Fay v. Noia, 372 U.S. 391 (1963), does not, in my judgment, justify what the Court is doing. The trial court passed on this issue of validity of petitioner's arrest some years ago. Later he asked for relief through state post-conviction procedures on the same ground and his claim was rejected. He has now sought relief through federal habeas corpus. After the United States District Court and the Court of Appeals rejected his unlawful-search claim, bringing to 10 the number of state and federal judges who have consistently and unanimously rejected petitioner's claim, this Court reverses his judgment of conviction, although petitioner does not, of course, now allege his innocence. As I said in Kaufman v. United States, 394 U.S. 217, 231 (BLACK, J., dissenting), the Fay v. Noia remedy should be limited as it

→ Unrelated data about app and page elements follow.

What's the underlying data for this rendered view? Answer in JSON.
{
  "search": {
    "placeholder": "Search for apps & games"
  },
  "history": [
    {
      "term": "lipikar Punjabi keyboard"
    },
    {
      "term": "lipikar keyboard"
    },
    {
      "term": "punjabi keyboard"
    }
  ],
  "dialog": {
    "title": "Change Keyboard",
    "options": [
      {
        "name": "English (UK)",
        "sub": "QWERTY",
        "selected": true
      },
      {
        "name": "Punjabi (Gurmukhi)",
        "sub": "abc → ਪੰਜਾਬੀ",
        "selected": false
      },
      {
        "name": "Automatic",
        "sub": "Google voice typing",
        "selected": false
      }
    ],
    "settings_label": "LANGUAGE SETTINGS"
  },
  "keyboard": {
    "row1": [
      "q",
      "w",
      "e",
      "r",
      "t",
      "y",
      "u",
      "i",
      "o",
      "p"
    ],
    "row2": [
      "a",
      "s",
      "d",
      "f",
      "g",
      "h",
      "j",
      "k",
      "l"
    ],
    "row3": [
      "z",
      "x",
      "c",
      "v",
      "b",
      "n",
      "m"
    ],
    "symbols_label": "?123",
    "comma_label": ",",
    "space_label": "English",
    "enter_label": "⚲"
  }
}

MR. JUSTICE BLACKMUN agrees with much that is said by MR. JUSTICE BLACK and also dissents from the opinion and judgment of the Court.
"IT IS HEREBY STIPULATED by and between the parties through their respective counsel that, pursuant to the agreement of the parties in open court on February 16, 1968, both sides will rely exclusively on the record before the trial court in the original case of the State of Wyoming v. Harold Whiteley . . . and any and all parts of the record on appeal to the State of Wyoming . . . in the hearing on the merits of this case before the [U. S. District Court]."
More importantly, even the dissent apparently concedes that as far as the record in this case reveals, the only information Sheriff Ogburn communicated to the magistrate issuing the warrant was contained in his written complaint reproduced above. Under the cases of this Court, an otherwise insufficient affidavit cannot be rehabilitated by testimony concerning information possessed by the affiant when he sought the warrant but not disclosed to the issuing magistrate. See Aguilar v. Texas, 378 U.S. 108, 109 n. 1. A contrary rule would, of course, render the warrant requirements of the Fourth Amendment meaningless.
Contrary to the implications in the dissenting opinion, see post, at 571, no witness at trial other than the accomplice placed Whiteley "near the scene of the crime" on the night of the robbery.